Do you know you can open shortcut files (.lnk files) with Run?
I used to think that the most efficient way to open software is using the custom Windows keyboard shortcut. It IS fast. But there’s only so much keys that you can use. Plus, sometimes, somehow, the keyboard shortcut will be reset automatically to None, and then you’ll have to set the shortcut again.
And then I realize that I can use the Run command (Windows+R) in Windows to launch software.
- Create a folder in your desktop (I personally named it “Links”)
- Add that folder to Windows PATH
- Put shortcuts in that folder and rename the shortcuts to make it shorter (e.g. rename “chrome” to “c”)
- Then you can use the Run command to run all the things inside that folder (e.g. to run chrome, I press Windows+R, type “c”, hit Enter)
If you don’t have the Windows key, you can just set the keyboard shortcut for the Run command. (I personally set it to Ctrl+Alt+Left)
This way you can open all software you want with just a few keystrokes. The benefits against the alternatives:
- vs. keyboard shortcut: no need to reset the keyboard shortcut and you can use more than one character (I use “n” for Sticky Notes and “np” for Notepad++)
- vs. Desktop shortcut: your desktop will be clean (the only thing you should put in your Desktop is one folder, the “Links” folder)
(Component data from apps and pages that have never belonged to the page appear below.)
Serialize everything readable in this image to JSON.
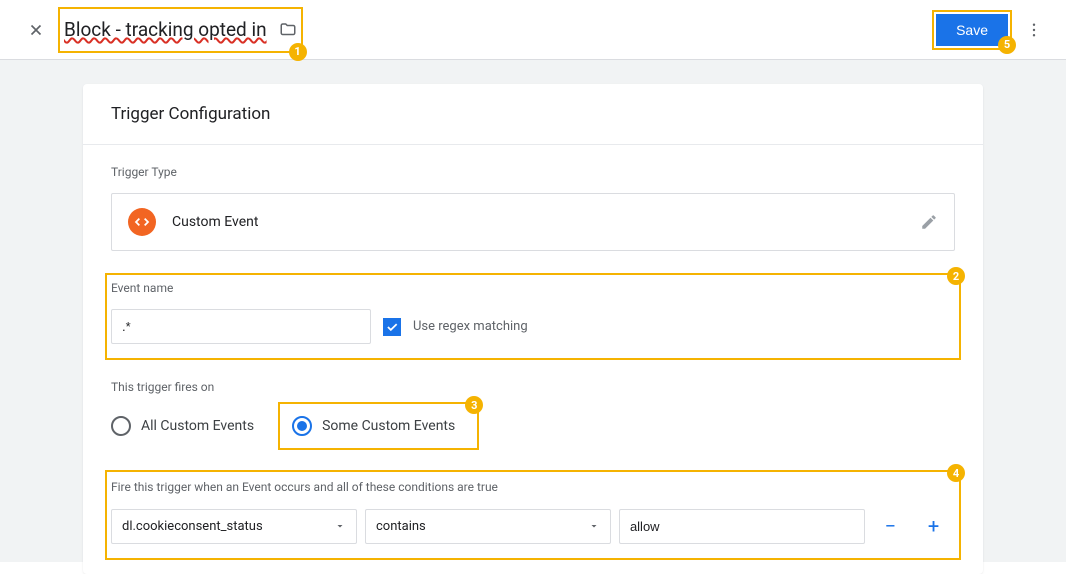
{
  "header": {
    "title": "Block - tracking opted in",
    "save_label": "Save"
  },
  "config": {
    "heading": "Trigger Configuration",
    "type_label": "Trigger Type",
    "type_name": "Custom Event",
    "event_name_label": "Event name",
    "event_name_value": ".*",
    "regex_label": "Use regex matching",
    "fires_on_label": "This trigger fires on",
    "radio": {
      "all": "All Custom Events",
      "some": "Some Custom Events"
    },
    "condition_label": "Fire this trigger when an Event occurs and all of these conditions are true",
    "condition": {
      "variable": "dl.cookieconsent_status",
      "operator": "contains",
      "value": "allow"
    }
  },
  "annotations": {
    "b1": "1",
    "b2": "2",
    "b3": "3",
    "b4": "4",
    "b5": "5"
  }
}
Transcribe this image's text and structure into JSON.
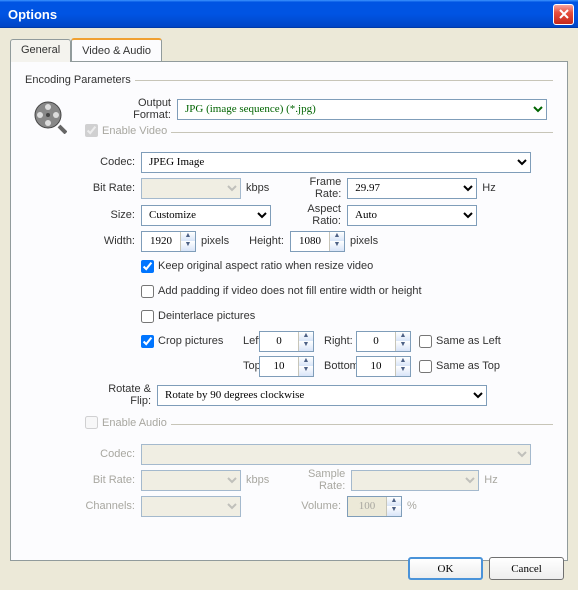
{
  "window": {
    "title": "Options"
  },
  "tabs": {
    "general": "General",
    "video_audio": "Video & Audio"
  },
  "group": {
    "encoding": "Encoding Parameters",
    "enable_video": "Enable Video",
    "enable_audio": "Enable Audio"
  },
  "labels": {
    "output_format": "Output Format:",
    "codec": "Codec:",
    "bit_rate": "Bit Rate:",
    "kbps": "kbps",
    "frame_rate": "Frame Rate:",
    "hz": "Hz",
    "size": "Size:",
    "aspect_ratio": "Aspect Ratio:",
    "width": "Width:",
    "pixels": "pixels",
    "height": "Height:",
    "keep_aspect": "Keep original aspect ratio when resize video",
    "add_padding": "Add padding if video does not fill entire width or height",
    "deinterlace": "Deinterlace pictures",
    "crop": "Crop pictures",
    "left": "Left:",
    "right": "Right:",
    "same_as_left": "Same as Left",
    "top": "Top:",
    "bottom": "Bottom:",
    "same_as_top": "Same as Top",
    "rotate_flip": "Rotate & Flip:",
    "sample_rate": "Sample Rate:",
    "channels": "Channels:",
    "volume": "Volume:",
    "percent": "%"
  },
  "values": {
    "output_format": "JPG (image sequence) (*.jpg)",
    "video_codec": "JPEG Image",
    "video_bitrate": "",
    "frame_rate": "29.97",
    "size": "Customize",
    "aspect": "Auto",
    "width": "1920",
    "height": "1080",
    "crop_left": "0",
    "crop_right": "0",
    "crop_top": "10",
    "crop_bottom": "10",
    "rotate": "Rotate by 90 degrees clockwise",
    "audio_codec": "",
    "audio_bitrate": "",
    "sample_rate": "",
    "channels": "",
    "volume": "100"
  },
  "checks": {
    "enable_video": true,
    "keep_aspect": true,
    "add_padding": false,
    "deinterlace": false,
    "crop": true,
    "same_left": false,
    "same_top": false,
    "enable_audio": false
  },
  "buttons": {
    "ok": "OK",
    "cancel": "Cancel"
  }
}
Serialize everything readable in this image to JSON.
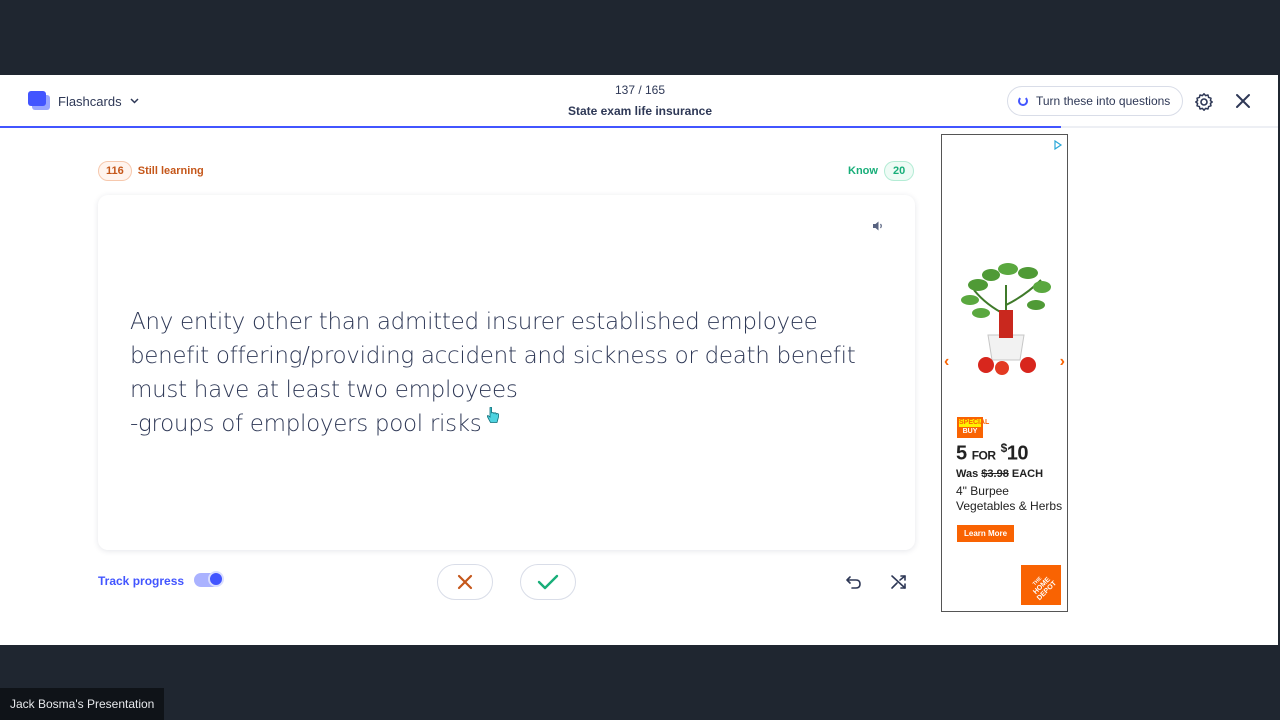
{
  "header": {
    "mode_label": "Flashcards",
    "counter": "137 / 165",
    "deck_title": "State exam life insurance",
    "turn_into_questions": "Turn these into questions",
    "progress_fraction": 0.83
  },
  "tally": {
    "still_learning_count": "116",
    "still_learning_label": "Still learning",
    "know_label": "Know",
    "know_count": "20"
  },
  "card": {
    "text": "Any entity other than admitted insurer established employee\nbenefit offering/providing accident and sickness or death benefit\nmust have at least two employees\n-groups of employers pool risks"
  },
  "footer": {
    "track_progress_label": "Track progress",
    "track_progress_on": true
  },
  "ad": {
    "special_top": "SPECIAL",
    "special_bottom": "BUY",
    "price_qty": "5",
    "price_for": "FOR",
    "price_currency": "$",
    "price_amount": "10",
    "was_label": "Was",
    "was_price": "$3.98",
    "was_suffix": "EACH",
    "product_line1": "4\" Burpee",
    "product_line2": "Vegetables & Herbs",
    "cta": "Learn More",
    "logo_text": "THE HOME DEPOT"
  },
  "presenter_label": "Jack Bosma's Presentation",
  "colors": {
    "accent": "#4255ff",
    "still_learning": "#c5571a",
    "know": "#18ae79",
    "ad_brand": "#f96302"
  }
}
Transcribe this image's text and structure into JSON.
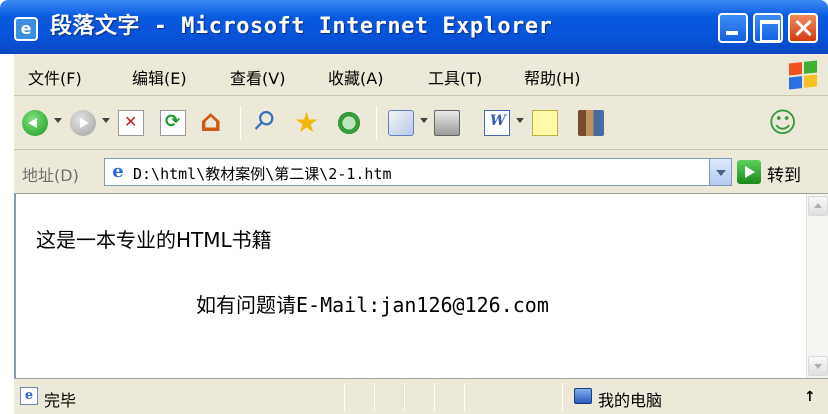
{
  "window": {
    "title": "段落文字 - Microsoft Internet Explorer",
    "icon": "ie-icon"
  },
  "menu": {
    "items": [
      "文件(F)",
      "编辑(E)",
      "查看(V)",
      "收藏(A)",
      "工具(T)",
      "帮助(H)"
    ]
  },
  "toolbar": {
    "icons": [
      "back-icon",
      "forward-icon",
      "stop-icon",
      "refresh-icon",
      "home-icon",
      "search-icon",
      "favorites-icon",
      "media-icon",
      "mail-icon",
      "print-icon",
      "word-icon",
      "note-icon",
      "research-icon",
      "messenger-icon"
    ]
  },
  "address": {
    "label": "地址(D)",
    "url": "D:\\html\\教材案例\\第二课\\2-1.htm",
    "go_label": "转到"
  },
  "content": {
    "line1": "这是一本专业的HTML书籍",
    "line2": "如有问题请E-Mail:jan126@126.com"
  },
  "status": {
    "text": "完毕",
    "zone": "我的电脑"
  },
  "colors": {
    "titlebar": "#0a5ae0",
    "chrome": "#ece9d8",
    "close_button": "#d43a10"
  }
}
- vs. Windows Search: marginally quicker and can reach unindexed folders
- Aside from running software (.exe, .lnk) You can use it to run scripts (.bat, .reg), use the default run command (ncpa.cpl, regedit, cmd, powershell), open files (even if those files are not located in drive C), etc.